- Science & Society Picture Library Image of Valoué's design
- Pile-driver Information on Gazzola's design
- Leonardo da Vinci — Pile Driver Information at Italy's National Museum of Science and Technology
- History Trails: Ancient Crannogs from BBC's Mysterious Ancestors series
- Hevesi, Dennis (July 3, 2008). "R. C. Seamans Jr., NASA Figure, Dies at 89". New York Times. Retrieved 2008-07-03.
His great-great-grandfather Otis Tufts constructed the first steam-operated printing press in the United States and invented the steam pile driver.
- Halvorsen, M. B., Casper, B. M., Woodley, C. M., Carlson, T. J., & Popper, A. N. (2012). Threshold for onset of injury in Chinook salmon from exposure to impulsive pile driving sounds. Plos One, 7(6), e38968.

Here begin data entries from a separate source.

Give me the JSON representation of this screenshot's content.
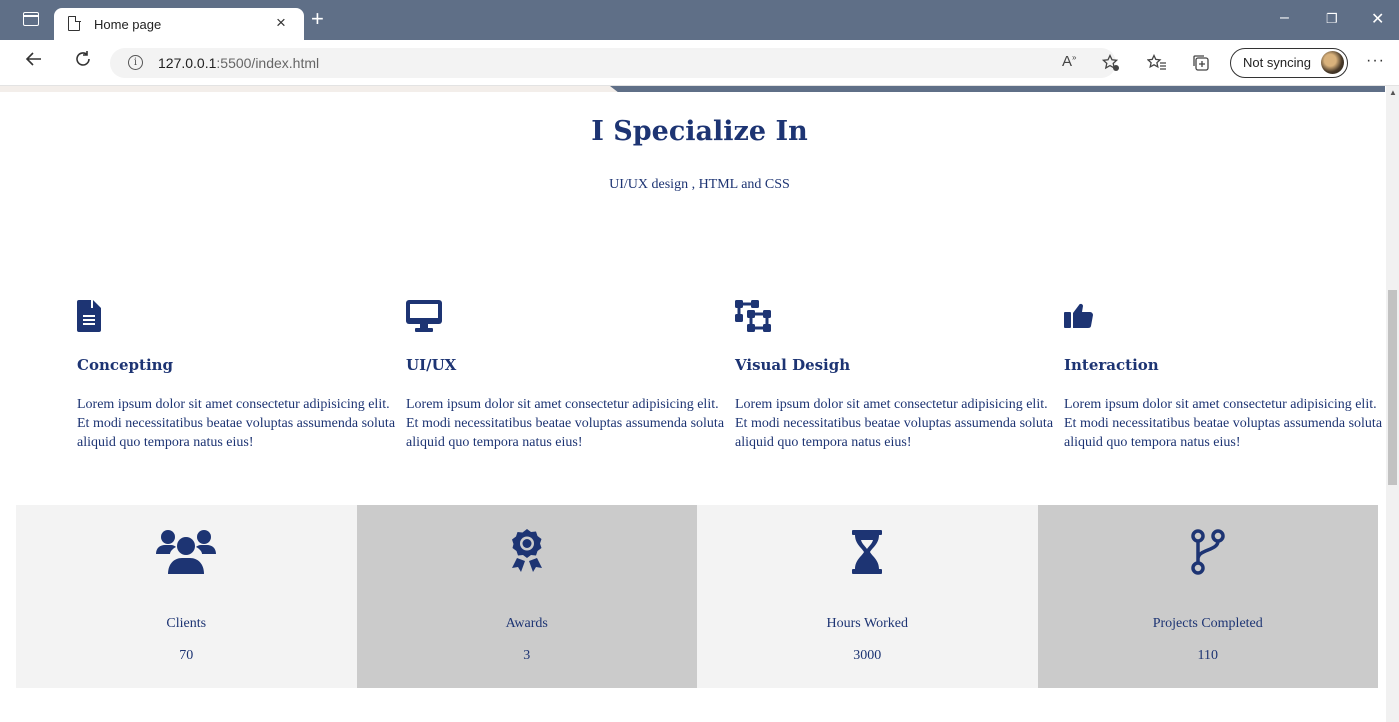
{
  "browser": {
    "tab_title": "Home page",
    "tab_close": "×",
    "new_tab": "+",
    "window_controls": {
      "minimize": "–",
      "restore": "❐",
      "close": "✕"
    },
    "url_host": "127.0.0.1",
    "url_path": ":5500/index.html",
    "sync_label": "Not syncing",
    "more": "···"
  },
  "colors": {
    "accent": "#1d3473",
    "chrome": "#5f6f87",
    "stat_light": "#f3f3f3",
    "stat_dark": "#cbcbcb"
  },
  "section": {
    "heading": "I Specialize In",
    "subheading": "UI/UX design , HTML and CSS"
  },
  "services": [
    {
      "icon": "file-icon",
      "title": "Concepting",
      "text": "Lorem ipsum dolor sit amet consectetur adipisicing elit. Et modi necessitatibus beatae voluptas assumenda soluta aliquid quo tempora natus eius!"
    },
    {
      "icon": "desktop-icon",
      "title": "UI/UX",
      "text": "Lorem ipsum dolor sit amet consectetur adipisicing elit. Et modi necessitatibus beatae voluptas assumenda soluta aliquid quo tempora natus eius!"
    },
    {
      "icon": "object-ungroup-icon",
      "title": "Visual Desigh",
      "text": "Lorem ipsum dolor sit amet consectetur adipisicing elit. Et modi necessitatibus beatae voluptas assumenda soluta aliquid quo tempora natus eius!"
    },
    {
      "icon": "thumbs-up-icon",
      "title": "Interaction",
      "text": "Lorem ipsum dolor sit amet consectetur adipisicing elit. Et modi necessitatibus beatae voluptas assumenda soluta aliquid quo tempora natus eius!"
    }
  ],
  "stats": [
    {
      "icon": "users-icon",
      "label": "Clients",
      "value": "70"
    },
    {
      "icon": "award-icon",
      "label": "Awards",
      "value": "3"
    },
    {
      "icon": "hourglass-icon",
      "label": "Hours Worked",
      "value": "3000"
    },
    {
      "icon": "code-branch-icon",
      "label": "Projects Completed",
      "value": "110"
    }
  ]
}
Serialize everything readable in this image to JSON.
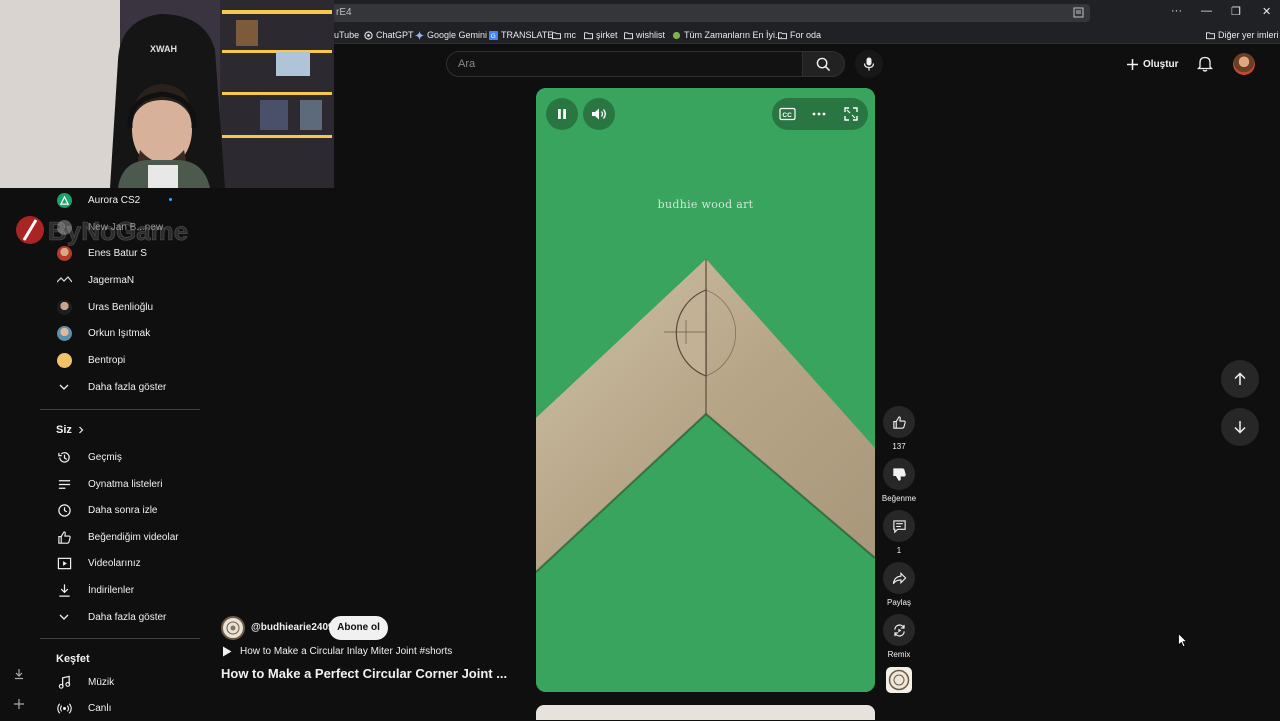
{
  "browser": {
    "address_text": "rE4",
    "window_controls": {
      "more": "···",
      "minimize": "—",
      "restore": "❐",
      "close": "✕"
    },
    "bookmarks": [
      {
        "label": "uTube",
        "icon": "youtube-icon"
      },
      {
        "label": "ChatGPT",
        "icon": "chatgpt-icon"
      },
      {
        "label": "Google Gemini",
        "icon": "gemini-icon"
      },
      {
        "label": "TRANSLATE",
        "icon": "translate-icon"
      },
      {
        "label": "mc",
        "icon": "folder-icon"
      },
      {
        "label": "şirket",
        "icon": "folder-icon"
      },
      {
        "label": "wishlist",
        "icon": "folder-icon"
      },
      {
        "label": "Tüm Zamanların En İyi...",
        "icon": "page-icon"
      },
      {
        "label": "For oda",
        "icon": "folder-icon"
      }
    ],
    "other_bookmarks": "Diğer yer imleri"
  },
  "sidebar": {
    "subscriptions": [
      {
        "name": "Aurora CS2",
        "icon": "aurora-avatar",
        "new": true
      },
      {
        "name": "New Jan B...new",
        "icon": "channel-avatar"
      },
      {
        "name": "Enes Batur S",
        "icon": "channel-avatar"
      },
      {
        "name": "JagermaN",
        "icon": "channel-avatar"
      },
      {
        "name": "Uras Benlioğlu",
        "icon": "channel-avatar"
      },
      {
        "name": "Orkun Işıtmak",
        "icon": "channel-avatar"
      },
      {
        "name": "Bentropi",
        "icon": "channel-avatar"
      }
    ],
    "show_more_1": "Daha fazla göster",
    "you_section": "Siz",
    "you_items": [
      {
        "label": "Geçmiş",
        "icon": "history-icon"
      },
      {
        "label": "Oynatma listeleri",
        "icon": "playlist-icon"
      },
      {
        "label": "Daha sonra izle",
        "icon": "clock-icon"
      },
      {
        "label": "Beğendiğim videolar",
        "icon": "like-icon"
      },
      {
        "label": "Videolarınız",
        "icon": "video-icon"
      },
      {
        "label": "İndirilenler",
        "icon": "download-icon"
      }
    ],
    "show_more_2": "Daha fazla göster",
    "explore_section": "Keşfet",
    "explore_items": [
      {
        "label": "Müzik",
        "icon": "music-icon"
      },
      {
        "label": "Canlı",
        "icon": "live-icon"
      }
    ]
  },
  "header": {
    "search_placeholder": "Ara",
    "create_label": "Oluştur"
  },
  "video": {
    "watermark": "budhie wood art"
  },
  "actions": {
    "like_count": "137",
    "dislike_label": "Beğenme",
    "comment_count": "1",
    "share_label": "Paylaş",
    "remix_label": "Remix"
  },
  "channel": {
    "handle": "@budhiearie2409",
    "subscribe_label": "Abone ol",
    "related_video": "How to Make a Circular Inlay Miter Joint #shorts",
    "short_title": "How to Make a Perfect Circular Corner Joint ..."
  },
  "overlay": {
    "logo_text": "ByNoGame"
  },
  "colors": {
    "background": "#0f0f0f",
    "video_green": "#3cab62",
    "accent_blue": "#3ea6ff"
  }
}
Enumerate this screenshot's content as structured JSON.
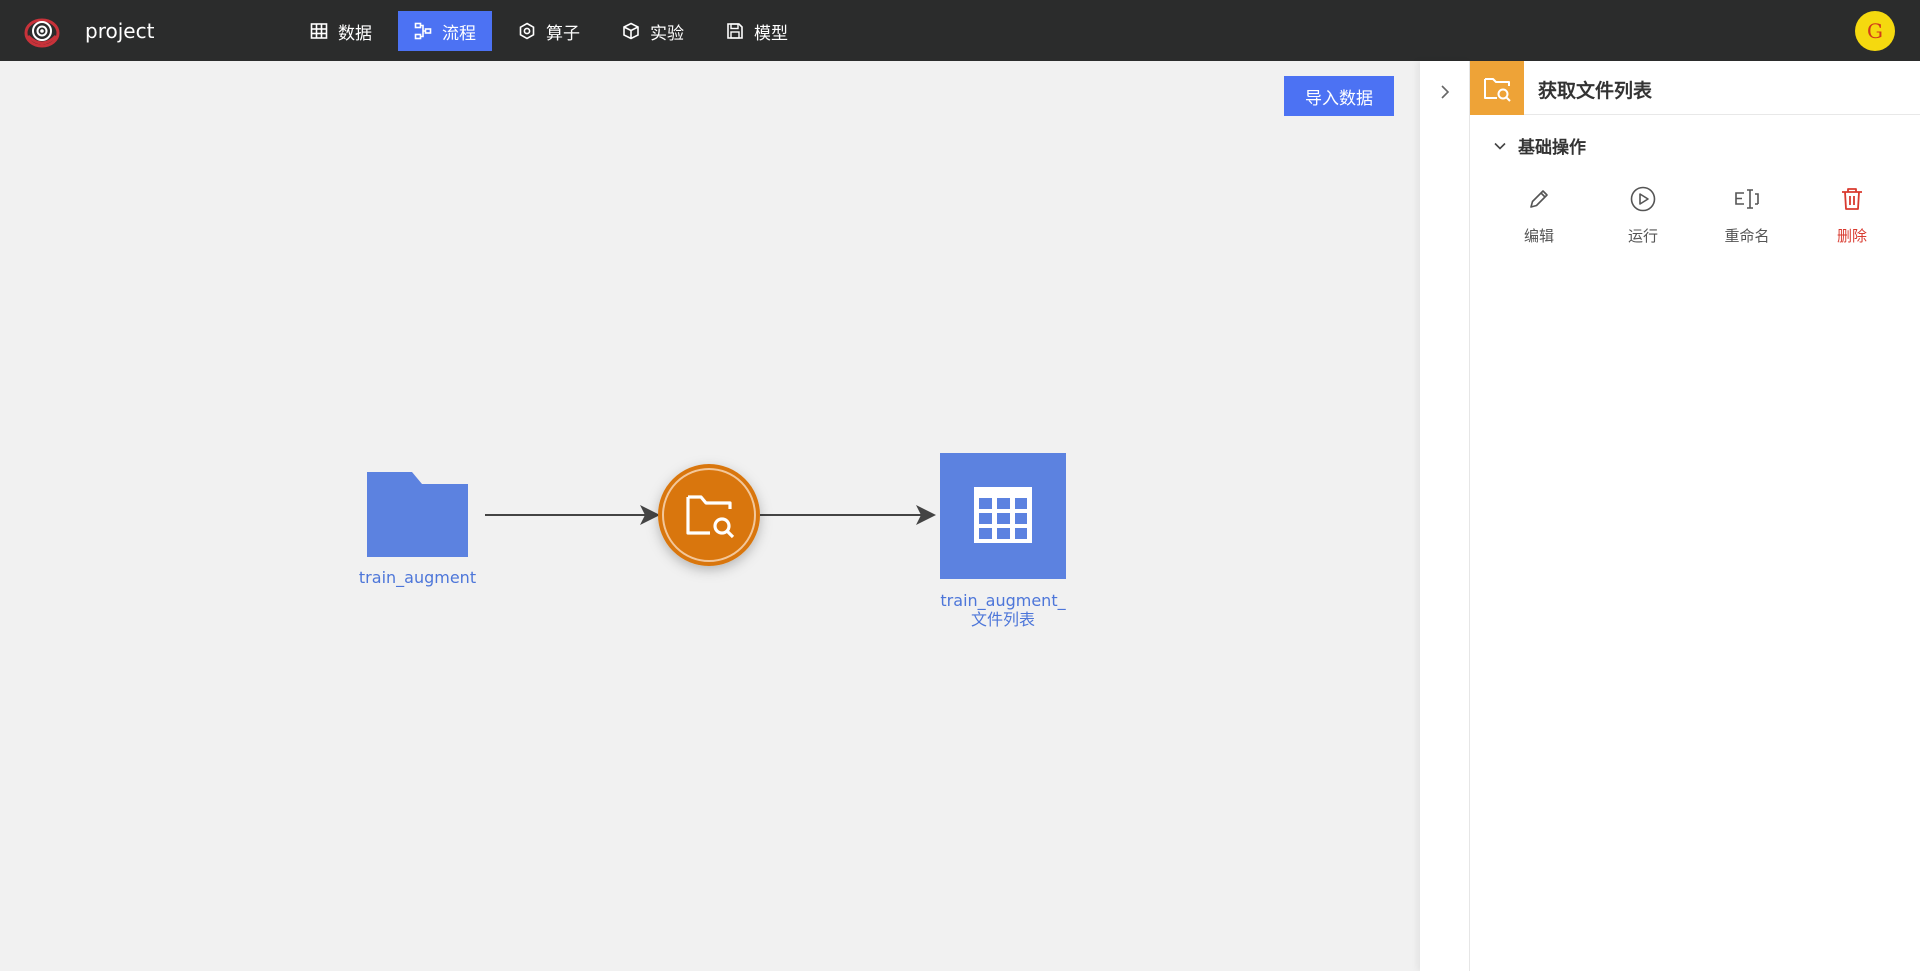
{
  "app": {
    "project_name": "project",
    "avatar_letter": "G"
  },
  "nav": {
    "items": [
      {
        "label": "数据",
        "icon": "table-icon"
      },
      {
        "label": "流程",
        "icon": "flow-icon",
        "active": true
      },
      {
        "label": "算子",
        "icon": "hexagon-icon"
      },
      {
        "label": "实验",
        "icon": "cube-icon"
      },
      {
        "label": "模型",
        "icon": "save-icon"
      }
    ]
  },
  "canvas": {
    "import_label": "导入数据",
    "nodes": {
      "source": {
        "label": "train_augment",
        "icon": "folder-icon"
      },
      "operator": {
        "icon": "folder-search-icon"
      },
      "output": {
        "label_line1": "train_augment_",
        "label_line2": "文件列表",
        "icon": "table-grid-icon"
      }
    }
  },
  "panel": {
    "title": "获取文件列表",
    "section_title": "基础操作",
    "actions": {
      "edit": "编辑",
      "run": "运行",
      "rename": "重命名",
      "delete": "删除"
    }
  },
  "colors": {
    "accent": "#4c72f3",
    "node_blue": "#5c82e0",
    "operator_orange": "#d9760a",
    "panel_icon_bg": "#eea337",
    "danger": "#d93a2f"
  }
}
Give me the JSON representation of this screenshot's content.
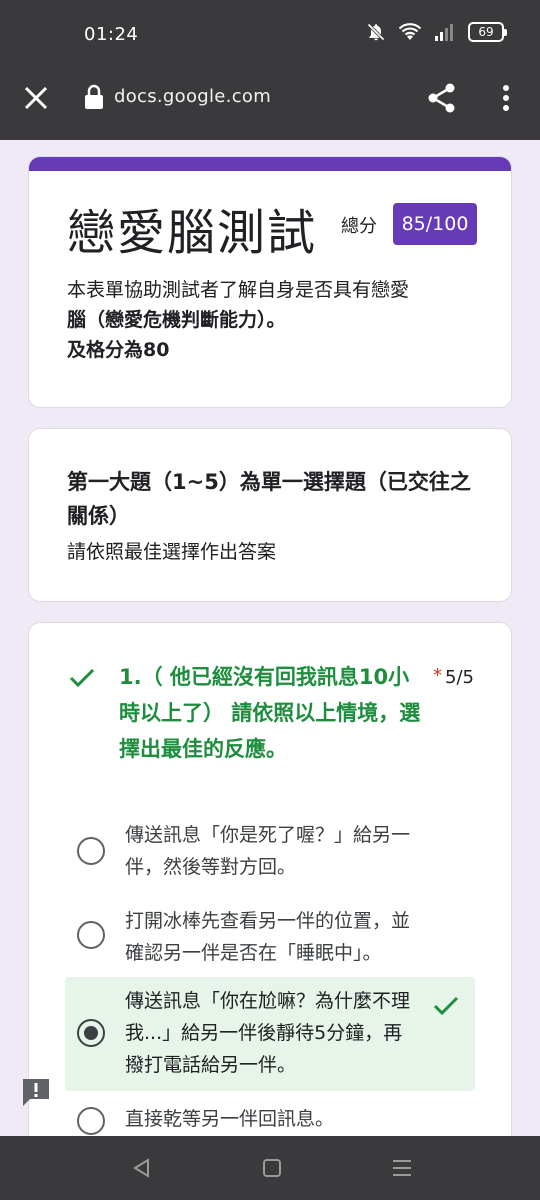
{
  "status_bar": {
    "time": "01:24",
    "battery": "69"
  },
  "browser": {
    "url": "docs.google.com",
    "icons": [
      "close-icon",
      "lock-icon",
      "share-icon",
      "more-vert-icon"
    ]
  },
  "form": {
    "title": "戀愛腦測試",
    "score_label": "總分",
    "score_value": "85/100",
    "description_line1": "本表單協助測試者了解自身是否具有戀愛",
    "description_line2": "腦（戀愛危機判斷能力）。",
    "description_line3": "及格分為80",
    "accent_color": "#673ab7"
  },
  "section": {
    "title": "第一大題（1~5）為單一選擇題（已交往之關係）",
    "description": "請依照最佳選擇作出答案"
  },
  "question": {
    "text": "1.（ 他已經沒有回我訊息10小時以上了） 請依照以上情境，選擇出最佳的反應。",
    "required_mark": "*",
    "score": "5/5",
    "correct_color": "#1e8e3e",
    "options": [
      {
        "label": "傳送訊息「你是死了喔？」給另一伴，然後等對方回。",
        "selected": false
      },
      {
        "label": "打開冰棒先查看另一伴的位置，並確認另一伴是否在「睡眠中」。",
        "selected": false
      },
      {
        "label": "傳送訊息「你在尬嘛？為什麼不理我...」給另一伴後靜待5分鐘，再撥打電話給另一伴。",
        "selected": true,
        "correct": true
      },
      {
        "label": "直接乾等另一伴回訊息。",
        "selected": false
      }
    ]
  }
}
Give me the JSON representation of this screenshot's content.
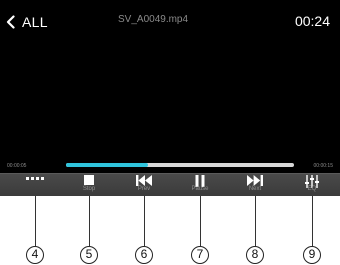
{
  "header": {
    "back_label": "ALL",
    "file_name": "SV_A0049.mp4",
    "clock": "00:24"
  },
  "playback": {
    "elapsed": "00:00:05",
    "duration": "00:00:15",
    "progress_fraction": 0.36
  },
  "controls": [
    {
      "name": "more",
      "icon": "more-dots-icon",
      "label": ""
    },
    {
      "name": "stop",
      "icon": "stop-icon",
      "label": "Stop"
    },
    {
      "name": "prev",
      "icon": "prev-track-icon",
      "label": "Prev"
    },
    {
      "name": "pause",
      "icon": "pause-icon",
      "label": "Pause"
    },
    {
      "name": "next",
      "icon": "next-track-icon",
      "label": "Next"
    },
    {
      "name": "eq",
      "icon": "equalizer-icon",
      "label": "EQ"
    }
  ],
  "callouts": [
    "4",
    "5",
    "6",
    "7",
    "8",
    "9"
  ],
  "colors": {
    "progress_fill": "#2fc4dc",
    "progress_track": "#d8d8d8",
    "control_bar": "#424242"
  }
}
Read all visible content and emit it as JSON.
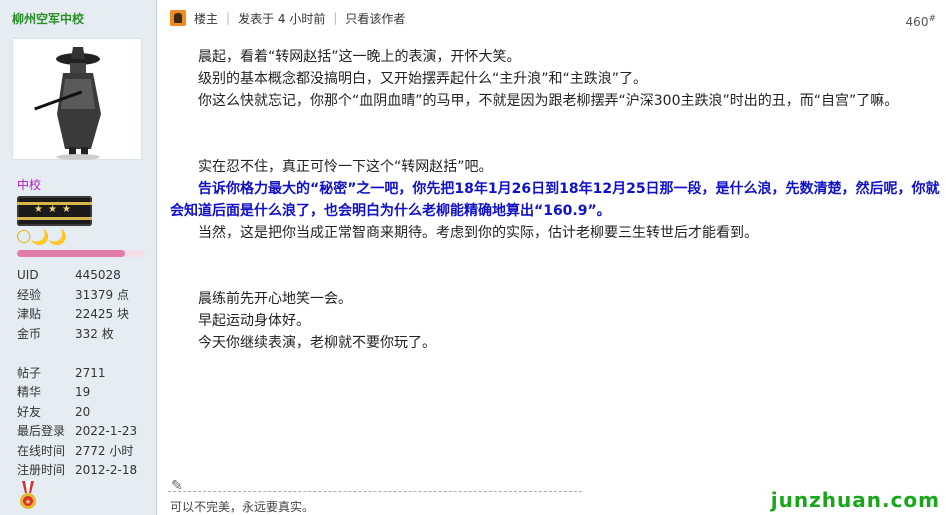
{
  "user": {
    "name": "柳州空军中校",
    "rank": "中校",
    "moons": "🌕🌙🌙",
    "level_progress_percent": 84,
    "stats": [
      {
        "k": "UID",
        "v": "445028"
      },
      {
        "k": "经验",
        "v": "31379 点"
      },
      {
        "k": "津贴",
        "v": "22425 块"
      },
      {
        "k": "金币",
        "v": "332 枚"
      }
    ],
    "stats2": [
      {
        "k": "帖子",
        "v": "2711"
      },
      {
        "k": "精华",
        "v": "19"
      },
      {
        "k": "好友",
        "v": "20"
      },
      {
        "k": "最后登录",
        "v": "2022-1-23"
      },
      {
        "k": "在线时间",
        "v": "2772 小时"
      },
      {
        "k": "注册时间",
        "v": "2012-2-18"
      }
    ]
  },
  "header": {
    "author_tag": "楼主",
    "posted": "发表于 4 小时前",
    "only_author": "只看该作者",
    "floor": "460",
    "floor_sup": "#"
  },
  "post": {
    "lines": [
      "晨起，看着“转网赵括”这一晚上的表演，开怀大笑。",
      "级别的基本概念都没搞明白，又开始摆弄起什么“主升浪”和“主跌浪”了。",
      "你这么快就忘记，你那个“血阴血晴”的马甲，不就是因为跟老柳摆弄“沪深300主跌浪”时出的丑，而“自宫”了嘛。"
    ],
    "line4": "实在忍不住，真正可怜一下这个“转网赵括”吧。",
    "bold": "告诉你格力最大的“秘密”之一吧，你先把18年1月26日到18年12月25日那一段，是什么浪，先数清楚，然后呢，你就会知道后面是什么浪了，也会明白为什么老柳能精确地算出“160.9”。",
    "line6": "当然，这是把你当成正常智商来期待。考虑到你的实际，估计老柳要三生转世后才能看到。",
    "tail": [
      "晨练前先开心地笑一会。",
      "早起运动身体好。",
      "今天你继续表演，老柳就不要你玩了。"
    ]
  },
  "signature": "可以不完美，永远要真实。",
  "watermark": "junzhuan.com",
  "colors": {
    "username": "#2a8d2a",
    "rank": "#b21ac5",
    "bold_text": "#1010cc",
    "watermark": "#1aa61a"
  }
}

- Halvorsen, M. B., Casper, B. M., Matthews, F., Carlson, T. J., & Popper, A. N. (2012). Effects of exposure to pile-driving sounds on the lake sturgeon, Nile tilapia and hogchoker. Proceedings of the Royal Society of London B: Biological Sciences, 279(1748), 4705-4714.
- "Fisheries – Bioacoustics". Caltrans. Retrieved 2011-02-03.
- Website about Vulcan Iron Works, which produced pile drivers from the 1870s through the 1990s
- Rock River Thresheree, Inc. has a working American Hoist & Derrick steam pile driver with a Vulcan single-acting steam hammer; it can be seen in action every Labor Day weekend